Understanding and predicting global climate change is arguably the most complex scientific challenge ever faced by mankind. To address this problem, Kerry A. Emanuel, Cecil and Ida Green Professor of Meteorology, and Daniel H. Rothman, Professor of Geophysics, founded the Lorenz Center, an advanced climate research center devoted to fundamental inquiry at MIT. By emphasizing curiosity-driven research, the Center fosters creative approaches to learning how climate works.
The main objective of the Lorenz Center, simply put, is both to attract the very best minds to climate science and to give them free reign to think creatively, unsaddled by the pressing practical demands of climate forecasting.

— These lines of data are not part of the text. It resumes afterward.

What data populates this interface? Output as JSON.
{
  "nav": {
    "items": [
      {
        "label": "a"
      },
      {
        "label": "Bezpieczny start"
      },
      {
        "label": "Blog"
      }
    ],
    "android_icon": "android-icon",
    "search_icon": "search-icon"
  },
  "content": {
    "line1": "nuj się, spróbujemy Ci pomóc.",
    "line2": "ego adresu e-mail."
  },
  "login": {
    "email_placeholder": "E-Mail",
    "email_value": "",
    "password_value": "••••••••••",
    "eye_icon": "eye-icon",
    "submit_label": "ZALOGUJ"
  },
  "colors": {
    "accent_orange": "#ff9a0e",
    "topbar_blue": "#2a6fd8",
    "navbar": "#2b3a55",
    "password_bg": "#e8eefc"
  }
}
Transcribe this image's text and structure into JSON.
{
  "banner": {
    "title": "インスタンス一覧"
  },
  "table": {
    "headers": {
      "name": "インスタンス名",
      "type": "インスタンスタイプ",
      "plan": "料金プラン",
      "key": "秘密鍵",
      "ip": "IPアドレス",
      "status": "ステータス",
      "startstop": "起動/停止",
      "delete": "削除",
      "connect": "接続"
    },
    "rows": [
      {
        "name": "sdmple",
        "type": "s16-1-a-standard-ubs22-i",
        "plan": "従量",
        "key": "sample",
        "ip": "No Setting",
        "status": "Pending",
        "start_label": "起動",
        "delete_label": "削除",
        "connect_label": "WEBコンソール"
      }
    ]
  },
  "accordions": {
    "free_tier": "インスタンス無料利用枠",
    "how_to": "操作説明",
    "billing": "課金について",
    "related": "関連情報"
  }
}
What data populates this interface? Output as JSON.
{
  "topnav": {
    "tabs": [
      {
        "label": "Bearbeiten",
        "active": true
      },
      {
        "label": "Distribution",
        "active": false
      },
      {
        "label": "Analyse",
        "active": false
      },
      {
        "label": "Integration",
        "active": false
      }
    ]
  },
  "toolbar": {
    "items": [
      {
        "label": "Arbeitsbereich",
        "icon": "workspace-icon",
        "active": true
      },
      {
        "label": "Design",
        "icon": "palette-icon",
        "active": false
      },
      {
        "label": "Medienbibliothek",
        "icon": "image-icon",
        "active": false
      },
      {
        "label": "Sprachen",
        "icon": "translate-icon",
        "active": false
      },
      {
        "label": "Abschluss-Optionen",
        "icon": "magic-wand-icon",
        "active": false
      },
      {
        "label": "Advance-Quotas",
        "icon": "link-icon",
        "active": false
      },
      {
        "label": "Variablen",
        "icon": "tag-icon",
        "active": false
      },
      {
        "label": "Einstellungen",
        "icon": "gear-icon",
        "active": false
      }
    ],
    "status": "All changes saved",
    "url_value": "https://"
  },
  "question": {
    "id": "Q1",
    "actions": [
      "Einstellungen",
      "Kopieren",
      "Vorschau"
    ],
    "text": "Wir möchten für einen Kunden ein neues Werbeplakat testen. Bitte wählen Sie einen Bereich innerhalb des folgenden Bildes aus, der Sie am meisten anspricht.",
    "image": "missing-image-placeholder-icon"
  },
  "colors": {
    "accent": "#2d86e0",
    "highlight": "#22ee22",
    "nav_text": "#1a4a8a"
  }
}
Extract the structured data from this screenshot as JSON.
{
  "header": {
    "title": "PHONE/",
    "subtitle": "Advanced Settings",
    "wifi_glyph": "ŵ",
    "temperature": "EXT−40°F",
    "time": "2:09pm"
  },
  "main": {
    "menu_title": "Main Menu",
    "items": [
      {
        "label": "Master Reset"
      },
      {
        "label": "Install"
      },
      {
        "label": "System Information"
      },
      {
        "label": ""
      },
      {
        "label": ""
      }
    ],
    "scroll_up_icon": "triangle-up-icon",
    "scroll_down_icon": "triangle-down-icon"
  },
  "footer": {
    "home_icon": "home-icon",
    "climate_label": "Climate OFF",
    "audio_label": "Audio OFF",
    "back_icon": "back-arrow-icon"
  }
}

In this effort, we provide a small number of exceptional scientists—in physics, applied mathematics, chemistry, biology, and earth science—with the freedom and resources to follow innovative high-risk paths toward a fundamental understanding of the mechanisms that influence Earth’s climate. Emphasis is on developing new theory and, equally important, reconciling it with observations. More on this fresh approach to climate science can be found here.

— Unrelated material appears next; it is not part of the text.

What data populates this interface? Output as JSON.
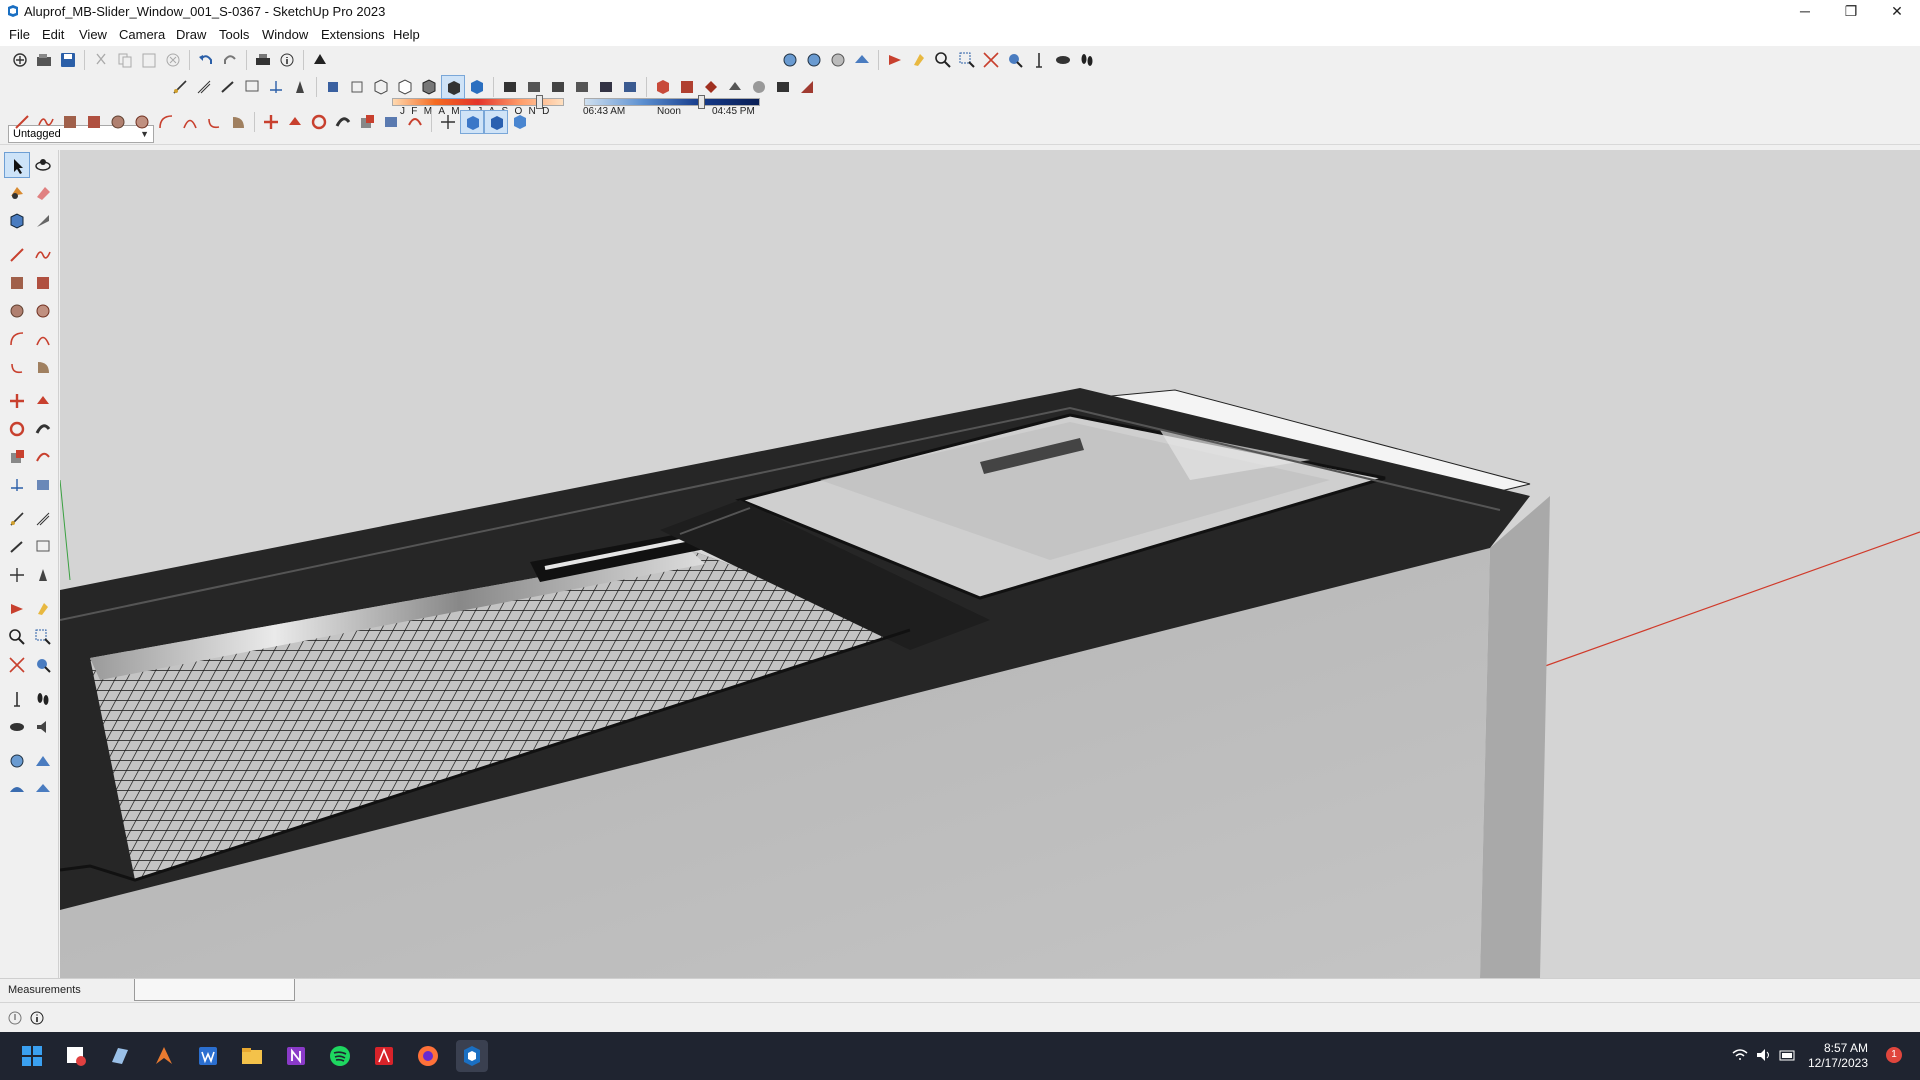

The Lorenz Center is named after the late Edward N. Lorenz, the founder of modern chaos theory and an early contributor to theoretical climate science. Lorenz, a member of MIT’s faculty and a presence for over six decades, epitomized the qualities we seek: extraordinary creativity focused on fundamental aspects of natural phenomena.

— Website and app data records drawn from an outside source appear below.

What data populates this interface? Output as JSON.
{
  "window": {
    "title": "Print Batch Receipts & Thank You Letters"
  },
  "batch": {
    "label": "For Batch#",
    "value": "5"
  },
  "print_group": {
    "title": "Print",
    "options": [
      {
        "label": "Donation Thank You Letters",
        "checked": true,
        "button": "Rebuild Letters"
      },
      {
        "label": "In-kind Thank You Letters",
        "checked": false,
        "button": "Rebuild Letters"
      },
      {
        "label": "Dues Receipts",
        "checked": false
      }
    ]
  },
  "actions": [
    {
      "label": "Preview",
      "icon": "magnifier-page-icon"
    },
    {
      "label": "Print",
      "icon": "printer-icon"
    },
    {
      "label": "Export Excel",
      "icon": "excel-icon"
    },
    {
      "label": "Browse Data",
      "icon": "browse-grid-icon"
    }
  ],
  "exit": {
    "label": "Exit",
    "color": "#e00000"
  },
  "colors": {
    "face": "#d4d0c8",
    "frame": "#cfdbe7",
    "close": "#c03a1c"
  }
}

The Lorenz Center is located on the top floor of MIT’s Green Building, home to MIT’s Department of Earth, Atmospheric, and Planetary Sciences (EAPS). The Center works closely with existing climate-related academic and research programs at MIT, including the Program for Atmospheres, Oceans, and Climate, the Climate Modeling Initiative, the Center for Global Change Science, and the Joint Program on the Science and Policy of Global Change.
Currently, the Lorenz Center hosts an annual public outreach lecture, the John Carlson Lectures, to communicate exciting new results in climate science to the general public. The 2011 inaugural lecture featured Paul Hoffman, Sturgis Hooper Professor of Geology Emeritus at Harvard University, and each lecture since has, similarly drawn large audiences to the New England Aquarium to learn about important topics in climate research.
For more information, and answers to any questions, see our FAQ section.